And so they did. And they remain grateful, some 40 years later. Feore still recalls the famous acid-throwing scene from Brighton Rock and how Wright made it electric. “There was nothing academic or pipe-smoking about it. It was sheer visceral engagement. I remember thinking ‘He knows how to grab hold of an audience and gain their attention, that’s what I want to learn.’ Richard made the life of an artist seem viable because he was living it himself while teaching us. I realized that I wanted to be an actor.”
By the end of the school year, when the young man’s parents shared their worries about their son pursuing acting with headmaster Bradley, he shook his head as though the train had long left the station. “Colm wants to do this,” Feore’s parents were told. “He couldn’t stop doing it if he tried.”
It all came full circle years later, when Brzezicki went with Wright to Stratford, to see the former student play the title role in King Lear. “I was thrilled that he came,” admits Feore. “I remember Wright saying that he thought it was good. That was enough for me!”
The late talent who divided his life between writing and teaching students to appreciate the writing of others, loved to quote Lear, “Who is it that can tell me who I am?” For those who knew him, there was never any question.
“He did double duty all his life; a true teacher of English and a real Canadian novelist,” says Feore. And when Brzezicki looks back at Wright’s life, he delivers a moving epitaph. “His strategies were simple but his outcomes were enormous.”

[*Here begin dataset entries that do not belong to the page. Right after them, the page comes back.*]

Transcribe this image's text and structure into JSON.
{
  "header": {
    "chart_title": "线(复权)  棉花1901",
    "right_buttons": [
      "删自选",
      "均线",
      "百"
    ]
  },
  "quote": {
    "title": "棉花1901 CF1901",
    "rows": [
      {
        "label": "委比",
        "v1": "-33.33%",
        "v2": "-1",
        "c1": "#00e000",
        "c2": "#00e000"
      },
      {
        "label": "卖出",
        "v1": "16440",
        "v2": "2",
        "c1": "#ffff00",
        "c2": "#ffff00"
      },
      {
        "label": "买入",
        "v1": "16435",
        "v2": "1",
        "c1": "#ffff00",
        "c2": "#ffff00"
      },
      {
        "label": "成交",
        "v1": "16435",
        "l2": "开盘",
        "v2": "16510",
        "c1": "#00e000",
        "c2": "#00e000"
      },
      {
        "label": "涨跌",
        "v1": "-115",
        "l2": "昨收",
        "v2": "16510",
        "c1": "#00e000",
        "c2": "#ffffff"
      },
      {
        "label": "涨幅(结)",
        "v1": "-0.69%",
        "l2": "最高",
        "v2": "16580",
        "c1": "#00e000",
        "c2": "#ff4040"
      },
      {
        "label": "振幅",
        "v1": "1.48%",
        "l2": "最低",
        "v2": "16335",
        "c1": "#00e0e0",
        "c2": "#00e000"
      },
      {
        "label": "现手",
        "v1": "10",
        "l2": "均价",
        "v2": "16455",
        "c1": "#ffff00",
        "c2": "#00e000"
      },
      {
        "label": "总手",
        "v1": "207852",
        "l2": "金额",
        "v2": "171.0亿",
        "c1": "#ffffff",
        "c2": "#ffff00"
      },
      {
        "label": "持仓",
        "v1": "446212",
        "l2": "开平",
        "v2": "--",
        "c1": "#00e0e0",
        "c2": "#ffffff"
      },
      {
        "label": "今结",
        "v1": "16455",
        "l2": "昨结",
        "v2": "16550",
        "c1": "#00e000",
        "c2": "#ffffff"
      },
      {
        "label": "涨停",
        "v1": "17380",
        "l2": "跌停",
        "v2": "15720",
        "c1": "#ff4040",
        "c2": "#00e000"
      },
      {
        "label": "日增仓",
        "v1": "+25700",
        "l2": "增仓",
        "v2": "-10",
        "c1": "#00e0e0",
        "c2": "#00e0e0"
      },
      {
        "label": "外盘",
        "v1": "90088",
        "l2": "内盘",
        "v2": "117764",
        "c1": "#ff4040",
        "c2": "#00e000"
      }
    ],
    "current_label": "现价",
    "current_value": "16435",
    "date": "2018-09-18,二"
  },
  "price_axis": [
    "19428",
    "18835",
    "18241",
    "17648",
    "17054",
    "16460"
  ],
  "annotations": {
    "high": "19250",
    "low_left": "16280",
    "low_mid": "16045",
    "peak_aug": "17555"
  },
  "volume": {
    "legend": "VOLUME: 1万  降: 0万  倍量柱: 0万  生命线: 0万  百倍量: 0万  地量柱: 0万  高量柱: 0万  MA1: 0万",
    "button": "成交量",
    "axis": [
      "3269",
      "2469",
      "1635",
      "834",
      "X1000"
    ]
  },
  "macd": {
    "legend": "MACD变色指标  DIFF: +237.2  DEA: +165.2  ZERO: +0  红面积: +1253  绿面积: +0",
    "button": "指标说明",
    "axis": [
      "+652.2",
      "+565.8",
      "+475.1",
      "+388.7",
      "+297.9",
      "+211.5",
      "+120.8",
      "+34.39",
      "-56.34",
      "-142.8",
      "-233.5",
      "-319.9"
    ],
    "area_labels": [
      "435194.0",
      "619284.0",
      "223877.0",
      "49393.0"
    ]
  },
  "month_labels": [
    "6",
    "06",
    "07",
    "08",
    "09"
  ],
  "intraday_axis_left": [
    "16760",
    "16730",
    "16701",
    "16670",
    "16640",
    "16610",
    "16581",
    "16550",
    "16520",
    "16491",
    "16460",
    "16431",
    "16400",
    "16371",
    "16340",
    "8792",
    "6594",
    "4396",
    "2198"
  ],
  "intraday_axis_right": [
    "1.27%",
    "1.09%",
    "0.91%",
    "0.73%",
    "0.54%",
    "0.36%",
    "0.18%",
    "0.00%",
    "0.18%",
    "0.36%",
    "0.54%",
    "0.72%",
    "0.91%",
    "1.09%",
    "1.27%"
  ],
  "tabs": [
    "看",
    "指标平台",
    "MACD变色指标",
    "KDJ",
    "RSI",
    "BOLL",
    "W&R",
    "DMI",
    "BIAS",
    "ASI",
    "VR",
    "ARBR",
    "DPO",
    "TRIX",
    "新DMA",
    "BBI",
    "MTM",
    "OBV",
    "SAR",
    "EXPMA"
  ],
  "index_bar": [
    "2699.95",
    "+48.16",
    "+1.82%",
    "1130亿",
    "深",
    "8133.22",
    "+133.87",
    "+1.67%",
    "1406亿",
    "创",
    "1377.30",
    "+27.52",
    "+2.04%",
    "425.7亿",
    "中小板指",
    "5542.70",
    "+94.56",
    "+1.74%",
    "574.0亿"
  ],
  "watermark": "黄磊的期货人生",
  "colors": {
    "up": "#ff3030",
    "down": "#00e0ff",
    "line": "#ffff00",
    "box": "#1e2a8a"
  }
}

In this profile, notable Canadians honour the teachers who have made a difference in their lives and have successfully embraced the College’s Ethical Standards for the Teaching Profession, which are care, respect, trust and integrity.